and Immigration National Park Service
Services Yellowstone National Park
Office of Communications
N E W S R E L E A S E
Tim Counts, USCIS Public Affairs Officer - Office 952-853-2827; cell 952-232-7971; Tim.Counts@dhs.gov
Al Nash, Yellowstone National Park Chief of Public Affairs - Office 307-344-2015; cell 406-581-9030; Al_Nash@nps.gov
September 3, 2014
New Citizens Sworn In At Mammoth Hot Springs
A lengthy journey that began in distant points all over the globe culminated in the world’s first National Park on Wednesday, as forty-two immigrants from 20 different countries all were sworn in as new citizens of the United States of America.
For the occasion, the Hon. Mark L. Carmen, U.S. Magistrate Judge for the District of Wyoming, held court outdoors under clear blue skies, with the Mammoth Hot Springs Terraces as a backdrop.
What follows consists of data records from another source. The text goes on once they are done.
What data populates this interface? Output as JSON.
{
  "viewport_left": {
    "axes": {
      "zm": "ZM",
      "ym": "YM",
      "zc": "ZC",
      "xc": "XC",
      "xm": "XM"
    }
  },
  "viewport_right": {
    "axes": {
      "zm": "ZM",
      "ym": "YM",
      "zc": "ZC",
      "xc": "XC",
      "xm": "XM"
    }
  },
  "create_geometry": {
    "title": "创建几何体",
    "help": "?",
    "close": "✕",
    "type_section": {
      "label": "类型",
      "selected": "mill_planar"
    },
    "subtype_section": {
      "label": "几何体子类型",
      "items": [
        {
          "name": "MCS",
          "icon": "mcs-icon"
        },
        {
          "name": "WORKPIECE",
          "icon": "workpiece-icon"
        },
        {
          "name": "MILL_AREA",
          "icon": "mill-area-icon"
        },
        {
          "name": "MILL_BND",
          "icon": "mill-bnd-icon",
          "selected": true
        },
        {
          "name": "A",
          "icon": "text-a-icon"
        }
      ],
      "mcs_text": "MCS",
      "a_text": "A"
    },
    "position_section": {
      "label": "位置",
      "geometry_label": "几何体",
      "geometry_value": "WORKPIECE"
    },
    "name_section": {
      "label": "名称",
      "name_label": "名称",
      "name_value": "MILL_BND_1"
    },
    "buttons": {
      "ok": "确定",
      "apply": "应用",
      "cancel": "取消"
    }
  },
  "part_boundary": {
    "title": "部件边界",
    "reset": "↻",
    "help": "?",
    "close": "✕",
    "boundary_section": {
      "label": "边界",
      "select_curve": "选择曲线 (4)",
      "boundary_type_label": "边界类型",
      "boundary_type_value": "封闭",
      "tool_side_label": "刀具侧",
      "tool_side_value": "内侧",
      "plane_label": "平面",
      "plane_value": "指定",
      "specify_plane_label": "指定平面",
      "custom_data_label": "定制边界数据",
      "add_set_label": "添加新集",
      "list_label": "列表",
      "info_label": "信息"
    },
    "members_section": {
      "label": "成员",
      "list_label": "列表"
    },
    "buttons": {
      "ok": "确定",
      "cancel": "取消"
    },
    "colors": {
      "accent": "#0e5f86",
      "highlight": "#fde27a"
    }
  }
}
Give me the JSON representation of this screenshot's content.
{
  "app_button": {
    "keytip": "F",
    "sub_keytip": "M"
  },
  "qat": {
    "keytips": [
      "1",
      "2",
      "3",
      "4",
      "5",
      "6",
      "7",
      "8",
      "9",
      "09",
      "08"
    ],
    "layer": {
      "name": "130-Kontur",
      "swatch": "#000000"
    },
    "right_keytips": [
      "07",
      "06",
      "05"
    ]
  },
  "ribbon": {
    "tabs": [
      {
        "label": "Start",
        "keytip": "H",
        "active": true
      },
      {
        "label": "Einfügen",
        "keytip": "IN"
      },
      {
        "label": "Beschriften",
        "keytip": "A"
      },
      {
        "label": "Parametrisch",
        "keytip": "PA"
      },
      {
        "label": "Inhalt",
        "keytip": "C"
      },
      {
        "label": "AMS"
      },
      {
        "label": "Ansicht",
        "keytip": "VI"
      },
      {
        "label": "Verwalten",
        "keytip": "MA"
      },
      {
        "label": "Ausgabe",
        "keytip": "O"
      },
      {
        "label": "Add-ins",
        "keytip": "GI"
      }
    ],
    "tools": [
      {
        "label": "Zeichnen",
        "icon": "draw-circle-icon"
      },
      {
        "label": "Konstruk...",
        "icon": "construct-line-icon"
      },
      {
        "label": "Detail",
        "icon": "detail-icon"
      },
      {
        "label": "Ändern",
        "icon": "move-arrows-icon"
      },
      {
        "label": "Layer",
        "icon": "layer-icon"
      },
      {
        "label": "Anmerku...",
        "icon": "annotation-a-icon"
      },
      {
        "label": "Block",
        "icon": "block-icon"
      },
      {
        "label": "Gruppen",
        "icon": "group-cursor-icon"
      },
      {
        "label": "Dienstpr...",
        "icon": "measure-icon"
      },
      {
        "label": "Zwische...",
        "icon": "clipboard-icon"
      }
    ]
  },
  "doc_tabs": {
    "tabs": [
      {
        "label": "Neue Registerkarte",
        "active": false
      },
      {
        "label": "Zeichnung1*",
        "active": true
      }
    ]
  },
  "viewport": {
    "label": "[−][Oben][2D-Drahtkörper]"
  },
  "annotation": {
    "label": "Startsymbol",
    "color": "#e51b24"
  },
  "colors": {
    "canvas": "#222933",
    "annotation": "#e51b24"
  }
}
Judge Carman, attired in his judicial robes, presided over the ceremony which included a mounted color guard, the Pledge of Allegiance led by the daughter of one of the prospective new citizens, and the national anthem sung acapella by National Park Service ranger Michael Breis.
Joining Carman in congratulating the new citizens as well as encouraging them to take an active role in their community and nation were Yellowstone National Park Superintendent Dan Wenk, Robert Looney, the Central Regional Director of the U.S. Citizenship and Immigration Services, and Assistant U.S. Attorney Lee Pico.
The 42 immigrants originate from 20 different countries: Belize, Brazil, Canada, China, Czech Republic, Ghana, Germany, Guatemala, Italy, Iraq, Jamaica, Malaysia, Mexico, Panama, Philippines, Slovakia, South Africa, St. Lucia, Thailand, and the United Kingdom. The 42 currently live in four states: Idaho, Montana, Utah and Wyoming.
Naturalization is the process by which U.S. citizenship is conferred upon foreign citizens or nationals after fulfilling the requirements established by Congress. After naturalization, foreign-born citizens enjoy nearly all the same benefits, rights, and responsibilities that the Constitution gives to native-born U.S. citizens, including the right to vote. During fiscal year 2013, approximately 777,000 immigrants were naturalized nationwide.